Let us consider a unit vector **u _{1}** in the direction of such principal component axis

Given any point

**STEPS IN DETERMINING PRINCIPAL COMPONENTS**

Let us define an empirical strategy to arrive at d’ principal component axis/axes for a given d-dimensional dataset. The process would involve the below steps to arrive at the required number of principal components.

- Data pre-processing: Column Standardization
- Build Covariance matrix for pre-processed data set
- Calculate Eigen values and vectors for the covariance matrix
- Choose the principal component axes

Let us look at each of these steps in detail.

**1. Data pre-processing: Column Standardization**

Column standardization also known as Mean centering is a technique of scaling down any given distribution to a distribution with **mean=0** and **standard deviation=1**.

This can be achieved by applying the below equation to each data point of the feature column:

** x _{ij} = [x_{ij} - mean_{j}] / Standard Deviation_{j}**

NOTE: Each feature column has to be standardized individually.

**2. Build Covariance matrix for pre-processed data set**

The covariance matrix can be given as matrix **S** of size **d*d** given that each element **S _{ij}** is the covariance between feature,

Hence, Covariance Matrix is given as,

**S = (1/n) * X ^{T}. X**

where each element is given by,

**S _{ij}=COV(F_{i}, F_{j})**

**3. Calculate Eigen Values and Eigenvectors**

Eigen vectors and Eigen values are the constructs of linear algebra that are to be computed from our covariance matrix.

Eigenvectors are those whose direction does not change upon performing linear transformation and Eigenvalues are the corresponding scalar entity of each of the Eigenvectors.

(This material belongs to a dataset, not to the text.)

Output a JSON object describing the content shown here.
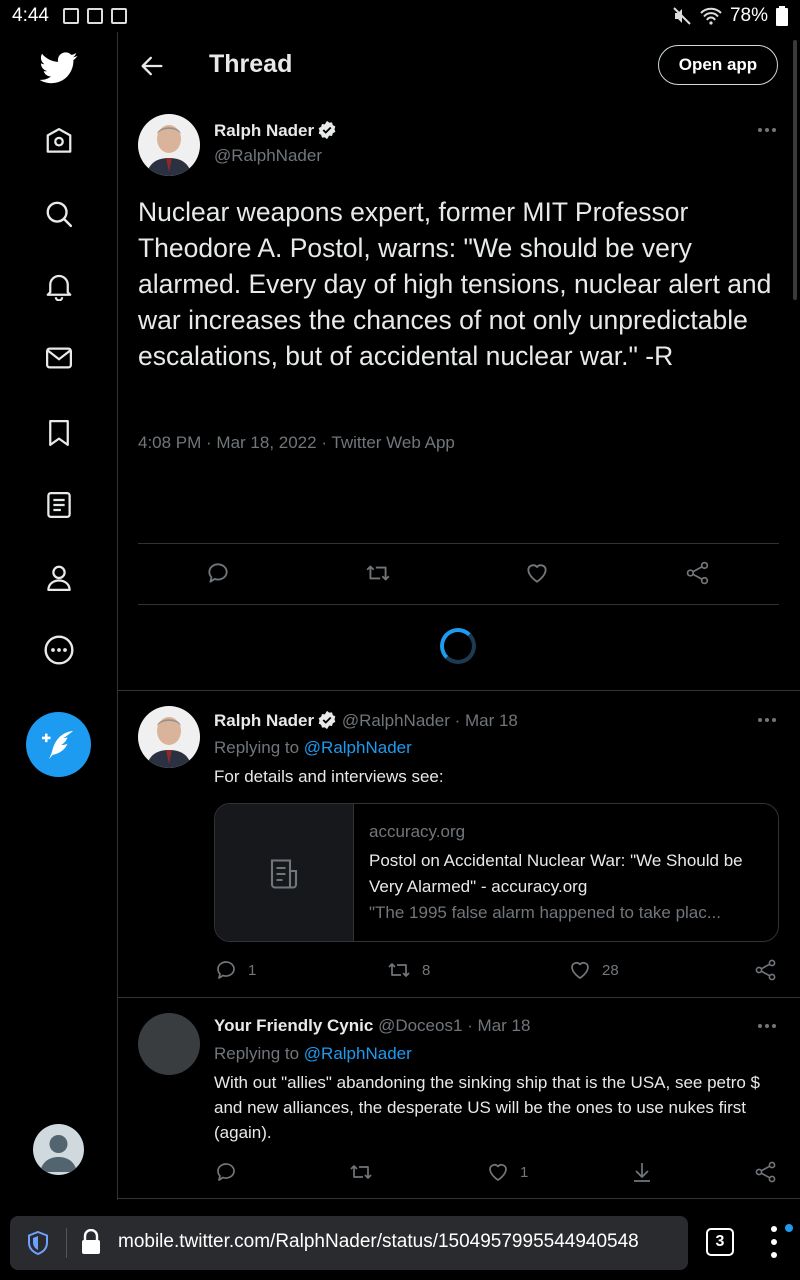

In other terms, Eigenvectors are those vectors that undergo pure scaling without any rotation and the scaling factor is called the Eigenvalue.

The definition of Eigen vectors and Eigen values can be given as,

** S. ν = λ. ν**

where,

S – Covariance matrix

ν – Eigenvector

λ – Eigenvalue(Scalar value)

**4. Choose the Principal Components**

Since our covariance matrix **S** is a **(d*d)** matrix we will get **d-eigenvalues** and **d-eigenvectors** respectively.

Eigenvalues – λ_{1}, λ_{2}, λ_{3}..... λ_{d}

Eigenvectors – V_{1}, V_{2}, V_{3}... V_{d}

We arrange these eigenvalues in ascending order (λ_{1}>λ_{2}> λ_{3}..... >λ_{d}):

Principal Component 1: The eigenvector V_{1} corresponding to the maximal eigenvalue(λ_{1}) gives the first Principal Component.

Principal Component 2: The eigenvector V_{2} corresponding to the maximal eigenvalue (λ_{2}) gives the second Principal Component...and so on.

Intuitively the Eigenvector corresponding to the highest Eigen value represents the direction of unit vector u1 we assumed while establishing the mathematical objective function of the PCA.

And now because of PCA, we are able to reduce **any random variable X of d-dimensions to d’-dimensions such that d’<d**.

**1. Loss of variance can be considerably large:** While we try capturing the maximum possible variance by computing principal components, the variance or information lost across the non-principal axes could be considerably high.

**2. Difficulty in interpreting Principal components:** Each principal component is a linear combination of features and not a set of just important features. Hence, it is hard to interpret if a given feature is important for the given dataset.